Page and application data records
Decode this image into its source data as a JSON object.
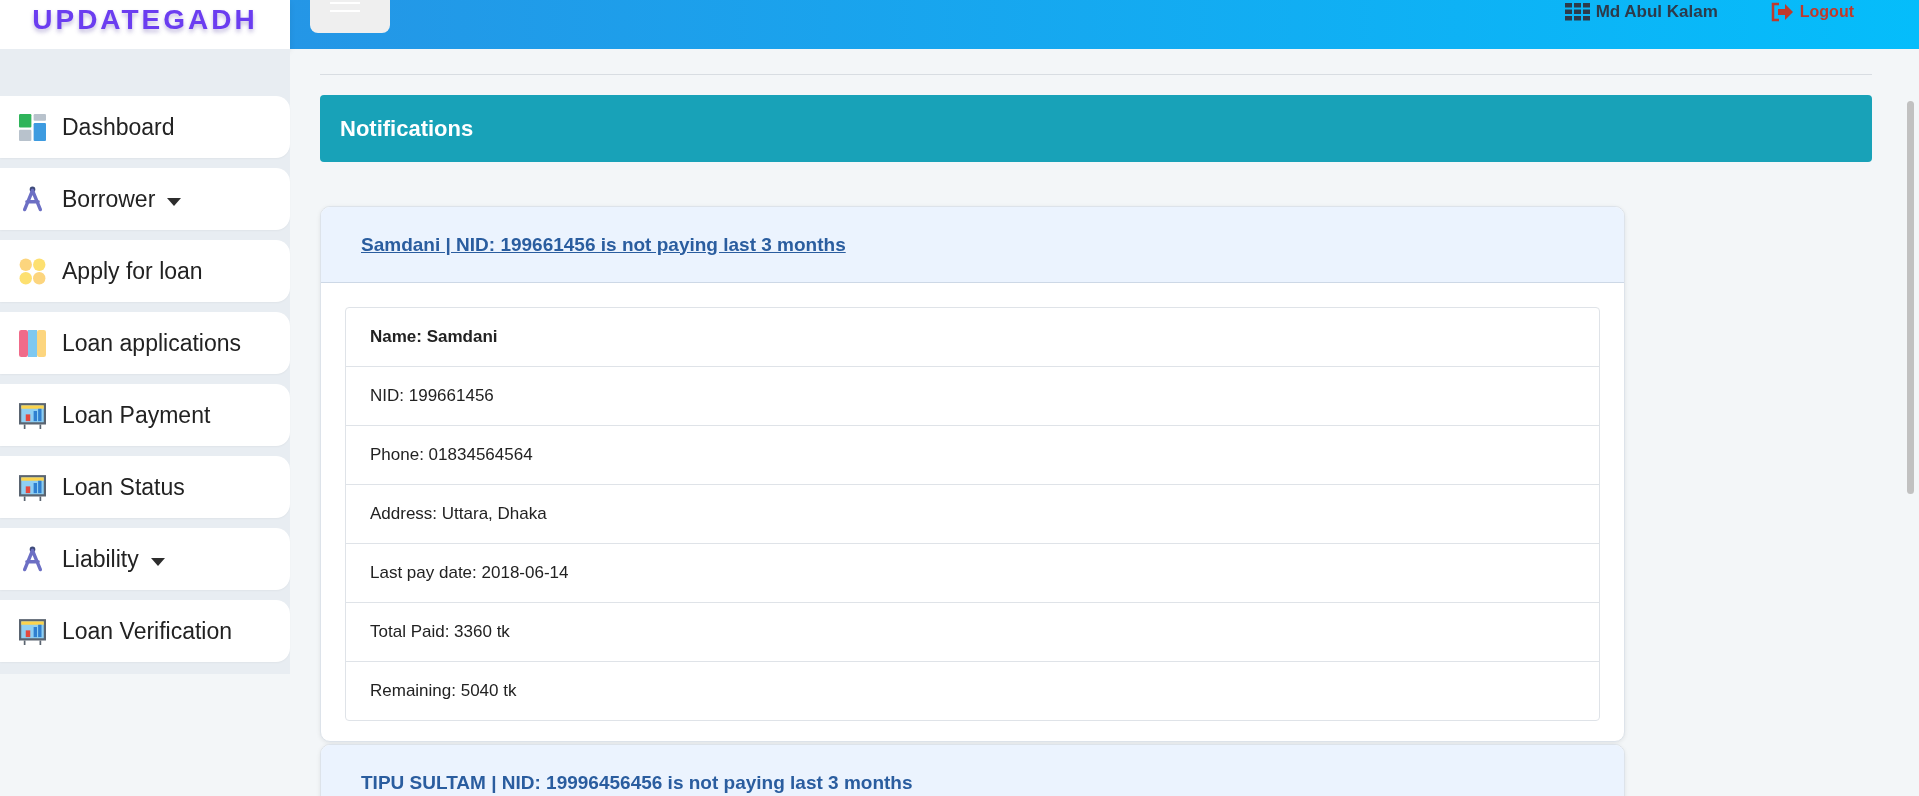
{
  "logo": "UPDATEGADH",
  "header": {
    "user": "Md Abul Kalam",
    "logout": "Logout"
  },
  "sidebar": {
    "items": [
      {
        "label": "Dashboard",
        "kind": "tiles",
        "dropdown": false
      },
      {
        "label": "Borrower",
        "kind": "figure",
        "dropdown": true
      },
      {
        "label": "Apply for loan",
        "kind": "dots",
        "dropdown": false
      },
      {
        "label": "Loan applications",
        "kind": "columns",
        "dropdown": false
      },
      {
        "label": "Loan Payment",
        "kind": "board",
        "dropdown": false
      },
      {
        "label": "Loan Status",
        "kind": "board",
        "dropdown": false
      },
      {
        "label": "Liability",
        "kind": "figure",
        "dropdown": true
      },
      {
        "label": "Loan Verification",
        "kind": "board",
        "dropdown": false
      }
    ]
  },
  "page_title": "Notifications",
  "notifications": [
    {
      "title": "Samdani | NID: 199661456 is not paying last 3 months",
      "link": true,
      "details": [
        {
          "text": "Name: Samdani",
          "kind": "heading"
        },
        {
          "text": "NID: 199661456",
          "kind": "plain"
        },
        {
          "text": "Phone: 01834564564",
          "kind": "plain"
        },
        {
          "text": "Address: Uttara, Dhaka",
          "kind": "plain"
        },
        {
          "text": "Last pay date: 2018-06-14",
          "kind": "plain"
        },
        {
          "text": "Total Paid: 3360 tk",
          "kind": "plain"
        },
        {
          "text": "Remaining: 5040 tk",
          "kind": "plain"
        }
      ]
    },
    {
      "title": "TIPU SULTAM | NID: 19996456456 is not paying last 3 months",
      "link": false
    }
  ]
}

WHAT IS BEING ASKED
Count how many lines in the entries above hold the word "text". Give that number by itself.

SOLUTION
7